In the mid-1990s, when I often caught the train out to Cambridge, King’s Cross was known for two things: a dirty, decaying station and prostitutes. Now I secretly enjoy missing a connection.
History provides a sobering lesson about western involvement in the Middle East. It is that, when superpowers drift away, peace, progress, moderation and stability do not necessarily follow in their stead.
Peter Wilby’s First Thoughts column.
The awareness that the party’s contradictions will not be resolved by Cameron explains the yearning for a new chieftain.
Cooler, younger and tech savvy – meet the team led by Obama’s former digital strategist which Labour hopes will win it the election.
Propped against a multitude of pillows in his dark bedroom, Proust maintained his connections with the outside world through a blizzard of letters.
A new exhibition at the V&A celebrates the hardware of protest movements, ranging from Solidarity to the Guerrilla Girls by way of Greenham Common and the anti-apartheid campaign.
Recent torture pornographers such as Eli Roth arguably have aligned themselves with 1970s American horror auteurs not only to legitimise their work but to cash in on their rebel credibility.
The sudden death of a woman’s father propels her into buying and training a goshawk – but then she starts to worry about her own identity.
When it comes to music such as northern soul, there is a tendency to regard men as the experts, relegating women’s stories of what it felt like to be there to the status of anecdote.
Guy Pearce and Robert Pattinson star in David Michôd’s distopian thriller The Rover: a film with an uncertain mission at its core, like a post-apocalyptic Dude, Where’s My Car?
This US cable drama about William Masters and Virginia Johnson, the American sex researchers who pioneered physiological study of human sexuality, just keeps getting better and better.
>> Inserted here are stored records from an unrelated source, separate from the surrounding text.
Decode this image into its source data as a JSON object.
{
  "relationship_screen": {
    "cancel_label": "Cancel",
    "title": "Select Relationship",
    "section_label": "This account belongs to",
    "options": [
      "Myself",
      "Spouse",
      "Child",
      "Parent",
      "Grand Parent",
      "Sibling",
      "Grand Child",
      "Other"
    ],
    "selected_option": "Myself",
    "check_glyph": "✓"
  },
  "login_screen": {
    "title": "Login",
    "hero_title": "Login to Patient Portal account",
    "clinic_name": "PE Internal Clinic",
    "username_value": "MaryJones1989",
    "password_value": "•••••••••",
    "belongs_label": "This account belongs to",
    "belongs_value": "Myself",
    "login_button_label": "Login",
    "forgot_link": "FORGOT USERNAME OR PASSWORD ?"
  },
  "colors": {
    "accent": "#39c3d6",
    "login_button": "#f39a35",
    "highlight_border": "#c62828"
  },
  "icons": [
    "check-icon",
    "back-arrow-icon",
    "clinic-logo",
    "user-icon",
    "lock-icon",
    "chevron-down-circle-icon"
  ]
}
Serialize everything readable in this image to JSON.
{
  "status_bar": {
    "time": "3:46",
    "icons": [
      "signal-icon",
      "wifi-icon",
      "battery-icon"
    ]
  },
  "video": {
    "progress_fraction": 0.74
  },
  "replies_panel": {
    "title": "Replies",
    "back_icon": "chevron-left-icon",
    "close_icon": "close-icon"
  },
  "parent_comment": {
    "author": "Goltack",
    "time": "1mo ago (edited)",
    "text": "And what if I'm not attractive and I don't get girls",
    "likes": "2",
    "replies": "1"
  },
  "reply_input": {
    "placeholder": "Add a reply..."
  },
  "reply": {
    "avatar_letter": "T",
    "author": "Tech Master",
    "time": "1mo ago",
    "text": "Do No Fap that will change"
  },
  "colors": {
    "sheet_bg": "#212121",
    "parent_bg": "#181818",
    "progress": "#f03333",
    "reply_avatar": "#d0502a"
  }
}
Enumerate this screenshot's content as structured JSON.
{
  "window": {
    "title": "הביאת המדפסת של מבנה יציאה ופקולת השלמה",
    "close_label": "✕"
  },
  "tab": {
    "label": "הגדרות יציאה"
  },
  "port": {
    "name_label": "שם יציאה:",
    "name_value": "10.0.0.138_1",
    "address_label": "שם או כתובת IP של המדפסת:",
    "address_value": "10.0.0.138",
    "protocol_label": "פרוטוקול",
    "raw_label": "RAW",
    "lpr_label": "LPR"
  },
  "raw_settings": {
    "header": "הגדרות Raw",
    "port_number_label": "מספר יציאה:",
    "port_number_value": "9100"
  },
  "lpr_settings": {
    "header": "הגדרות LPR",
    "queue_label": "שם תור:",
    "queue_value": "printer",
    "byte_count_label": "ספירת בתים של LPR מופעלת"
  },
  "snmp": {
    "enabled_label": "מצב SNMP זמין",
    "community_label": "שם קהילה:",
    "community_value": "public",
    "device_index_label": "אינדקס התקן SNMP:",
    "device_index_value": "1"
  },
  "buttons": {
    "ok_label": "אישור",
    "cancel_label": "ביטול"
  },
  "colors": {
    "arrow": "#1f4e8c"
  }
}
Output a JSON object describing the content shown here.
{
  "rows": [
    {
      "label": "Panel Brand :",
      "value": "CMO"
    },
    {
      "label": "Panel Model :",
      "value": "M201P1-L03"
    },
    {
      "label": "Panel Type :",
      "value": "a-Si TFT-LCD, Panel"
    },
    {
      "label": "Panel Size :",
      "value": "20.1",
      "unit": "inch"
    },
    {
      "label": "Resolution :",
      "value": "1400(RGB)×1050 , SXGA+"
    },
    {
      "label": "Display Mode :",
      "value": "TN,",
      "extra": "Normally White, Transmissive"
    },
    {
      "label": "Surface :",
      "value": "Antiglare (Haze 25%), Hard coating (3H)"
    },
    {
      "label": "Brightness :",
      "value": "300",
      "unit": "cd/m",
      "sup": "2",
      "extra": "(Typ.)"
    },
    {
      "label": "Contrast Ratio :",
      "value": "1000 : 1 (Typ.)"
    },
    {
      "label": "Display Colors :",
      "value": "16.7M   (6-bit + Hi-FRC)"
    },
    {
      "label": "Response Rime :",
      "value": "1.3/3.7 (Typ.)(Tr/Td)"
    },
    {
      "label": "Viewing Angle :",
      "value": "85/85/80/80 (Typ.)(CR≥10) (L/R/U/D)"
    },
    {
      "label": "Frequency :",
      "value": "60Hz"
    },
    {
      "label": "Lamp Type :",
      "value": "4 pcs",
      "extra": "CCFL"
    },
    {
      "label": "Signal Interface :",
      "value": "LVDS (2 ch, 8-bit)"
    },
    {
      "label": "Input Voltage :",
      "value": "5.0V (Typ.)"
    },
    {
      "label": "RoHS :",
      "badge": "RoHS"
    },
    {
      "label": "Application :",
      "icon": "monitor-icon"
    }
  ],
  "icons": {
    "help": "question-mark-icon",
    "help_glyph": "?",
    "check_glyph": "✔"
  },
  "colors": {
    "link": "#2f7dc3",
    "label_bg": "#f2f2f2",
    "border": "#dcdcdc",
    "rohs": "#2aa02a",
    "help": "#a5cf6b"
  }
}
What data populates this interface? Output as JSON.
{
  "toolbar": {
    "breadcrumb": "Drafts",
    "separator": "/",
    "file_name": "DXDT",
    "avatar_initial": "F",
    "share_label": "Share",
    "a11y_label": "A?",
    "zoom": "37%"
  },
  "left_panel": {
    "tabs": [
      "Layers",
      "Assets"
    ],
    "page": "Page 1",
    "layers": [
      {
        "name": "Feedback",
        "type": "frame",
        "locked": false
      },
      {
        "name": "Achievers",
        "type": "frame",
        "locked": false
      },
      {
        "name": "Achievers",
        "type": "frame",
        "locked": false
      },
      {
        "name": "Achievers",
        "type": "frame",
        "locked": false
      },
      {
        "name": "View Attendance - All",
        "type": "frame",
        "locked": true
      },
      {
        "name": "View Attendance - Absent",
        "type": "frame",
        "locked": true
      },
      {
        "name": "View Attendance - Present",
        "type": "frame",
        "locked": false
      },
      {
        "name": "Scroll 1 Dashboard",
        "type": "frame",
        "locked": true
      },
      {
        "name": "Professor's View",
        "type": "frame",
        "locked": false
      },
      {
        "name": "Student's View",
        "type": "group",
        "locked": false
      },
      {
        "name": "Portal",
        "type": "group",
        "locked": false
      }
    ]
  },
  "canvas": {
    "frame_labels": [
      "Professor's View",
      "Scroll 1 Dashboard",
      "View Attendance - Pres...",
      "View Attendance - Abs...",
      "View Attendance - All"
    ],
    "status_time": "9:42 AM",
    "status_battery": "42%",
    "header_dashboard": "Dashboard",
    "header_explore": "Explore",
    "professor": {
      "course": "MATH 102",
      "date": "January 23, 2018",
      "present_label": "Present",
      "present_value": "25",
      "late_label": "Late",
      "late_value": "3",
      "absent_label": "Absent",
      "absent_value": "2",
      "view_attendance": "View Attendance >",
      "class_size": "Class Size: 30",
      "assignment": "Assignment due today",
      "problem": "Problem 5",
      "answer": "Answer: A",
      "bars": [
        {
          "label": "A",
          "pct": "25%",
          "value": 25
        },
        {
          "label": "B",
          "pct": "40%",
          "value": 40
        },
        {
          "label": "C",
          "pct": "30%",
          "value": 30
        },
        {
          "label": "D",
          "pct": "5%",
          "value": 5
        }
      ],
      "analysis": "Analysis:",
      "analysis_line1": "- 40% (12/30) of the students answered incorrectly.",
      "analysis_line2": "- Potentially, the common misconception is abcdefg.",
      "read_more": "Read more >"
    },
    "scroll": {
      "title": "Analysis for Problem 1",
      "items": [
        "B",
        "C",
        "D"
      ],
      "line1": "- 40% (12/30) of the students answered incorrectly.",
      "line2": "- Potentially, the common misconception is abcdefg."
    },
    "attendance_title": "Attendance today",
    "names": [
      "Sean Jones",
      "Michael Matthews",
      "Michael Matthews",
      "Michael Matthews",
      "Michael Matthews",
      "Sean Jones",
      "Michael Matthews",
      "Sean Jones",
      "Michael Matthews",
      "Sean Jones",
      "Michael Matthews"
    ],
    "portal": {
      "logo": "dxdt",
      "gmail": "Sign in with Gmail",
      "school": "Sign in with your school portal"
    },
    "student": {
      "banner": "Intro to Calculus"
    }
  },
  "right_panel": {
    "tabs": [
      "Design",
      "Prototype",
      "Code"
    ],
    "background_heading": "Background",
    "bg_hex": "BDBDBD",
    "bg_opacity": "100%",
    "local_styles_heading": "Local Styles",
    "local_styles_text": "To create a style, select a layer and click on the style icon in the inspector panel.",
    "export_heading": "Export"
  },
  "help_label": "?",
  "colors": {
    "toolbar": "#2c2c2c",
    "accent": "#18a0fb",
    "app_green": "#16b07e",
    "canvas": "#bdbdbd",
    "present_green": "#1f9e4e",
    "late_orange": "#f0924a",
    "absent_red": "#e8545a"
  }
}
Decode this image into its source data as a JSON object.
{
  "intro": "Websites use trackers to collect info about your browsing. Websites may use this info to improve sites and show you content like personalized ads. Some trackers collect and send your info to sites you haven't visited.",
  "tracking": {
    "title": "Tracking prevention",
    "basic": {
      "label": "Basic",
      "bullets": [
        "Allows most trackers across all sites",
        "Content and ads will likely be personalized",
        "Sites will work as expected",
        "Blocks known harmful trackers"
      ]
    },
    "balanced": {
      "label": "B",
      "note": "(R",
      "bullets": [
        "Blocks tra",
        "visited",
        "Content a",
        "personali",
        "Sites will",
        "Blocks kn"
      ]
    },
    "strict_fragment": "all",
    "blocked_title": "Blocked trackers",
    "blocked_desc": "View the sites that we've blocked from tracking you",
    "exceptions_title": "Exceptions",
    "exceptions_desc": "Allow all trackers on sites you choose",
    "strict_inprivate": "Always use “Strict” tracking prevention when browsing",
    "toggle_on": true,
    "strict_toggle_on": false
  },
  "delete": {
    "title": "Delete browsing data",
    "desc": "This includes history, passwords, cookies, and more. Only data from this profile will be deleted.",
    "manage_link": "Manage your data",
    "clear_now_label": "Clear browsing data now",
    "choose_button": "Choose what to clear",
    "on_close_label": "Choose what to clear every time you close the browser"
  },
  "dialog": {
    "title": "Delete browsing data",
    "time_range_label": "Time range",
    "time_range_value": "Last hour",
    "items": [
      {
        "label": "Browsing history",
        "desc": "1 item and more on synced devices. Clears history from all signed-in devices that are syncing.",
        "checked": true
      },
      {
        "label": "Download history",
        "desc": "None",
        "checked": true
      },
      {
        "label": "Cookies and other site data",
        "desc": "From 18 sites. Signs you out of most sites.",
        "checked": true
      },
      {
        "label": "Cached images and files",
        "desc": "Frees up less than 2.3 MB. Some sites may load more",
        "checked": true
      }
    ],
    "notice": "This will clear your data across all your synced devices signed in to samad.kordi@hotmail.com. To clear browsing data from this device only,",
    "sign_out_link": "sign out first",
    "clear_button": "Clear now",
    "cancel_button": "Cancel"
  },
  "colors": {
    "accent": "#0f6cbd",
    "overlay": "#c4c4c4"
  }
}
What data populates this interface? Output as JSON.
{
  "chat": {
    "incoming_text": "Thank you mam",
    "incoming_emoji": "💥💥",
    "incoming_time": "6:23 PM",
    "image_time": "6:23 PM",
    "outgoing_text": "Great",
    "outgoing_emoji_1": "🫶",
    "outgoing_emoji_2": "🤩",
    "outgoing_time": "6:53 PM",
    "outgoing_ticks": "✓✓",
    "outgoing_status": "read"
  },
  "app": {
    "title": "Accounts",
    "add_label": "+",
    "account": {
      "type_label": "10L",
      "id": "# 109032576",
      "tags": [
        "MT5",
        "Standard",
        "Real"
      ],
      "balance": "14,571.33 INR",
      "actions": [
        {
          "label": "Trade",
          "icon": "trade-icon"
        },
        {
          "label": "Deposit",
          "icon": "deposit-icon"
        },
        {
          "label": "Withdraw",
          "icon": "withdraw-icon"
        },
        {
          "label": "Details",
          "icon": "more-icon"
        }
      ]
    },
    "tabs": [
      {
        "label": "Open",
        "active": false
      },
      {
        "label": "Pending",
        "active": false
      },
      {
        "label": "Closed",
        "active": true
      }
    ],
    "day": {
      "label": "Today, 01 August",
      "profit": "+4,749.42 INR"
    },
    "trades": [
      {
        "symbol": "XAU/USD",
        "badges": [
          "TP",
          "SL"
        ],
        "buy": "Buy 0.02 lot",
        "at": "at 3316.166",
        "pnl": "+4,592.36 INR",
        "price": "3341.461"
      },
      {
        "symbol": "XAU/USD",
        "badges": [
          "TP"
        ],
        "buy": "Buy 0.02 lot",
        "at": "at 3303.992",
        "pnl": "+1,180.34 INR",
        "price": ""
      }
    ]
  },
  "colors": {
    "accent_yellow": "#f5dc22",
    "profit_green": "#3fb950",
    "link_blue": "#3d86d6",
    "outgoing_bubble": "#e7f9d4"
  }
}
Once married to the actress Peggy Ashcroft, Hutchinson was known be a dashing, lyrical figure liable to quote poetry.
For the past three years, an international Beckett festival in Enniskillen has attempted to establish a more positive Google footprint alongside the one established by the IRA bombing at the town’s cenotaph in 1987.
Will Self’s Madness of Crowds column.
A friend comes round with some old copies of the New Scientist and I read a piece about Cotard’s syndrome, whose symptoms present as the conviction that you are dead.
After a rather shaky start, the old Tempelhof Airport has come to be considered one of Berlin’s greatest success stories; it is certainly an inspiring example of direct democracy in action.
View our print and digital subscription offers:
We notice you have ad blocking software enabled. Support the New Statesman’s quality, independent journalism by contributing now — and this message will disappear for the next 30 days.
If we cannot support the site on advertising revenue, we will have to introduce a pay wall — meaning fewer readers will have access to our incisive analysis, comprehensive culture coverage and groundbreaking long reads.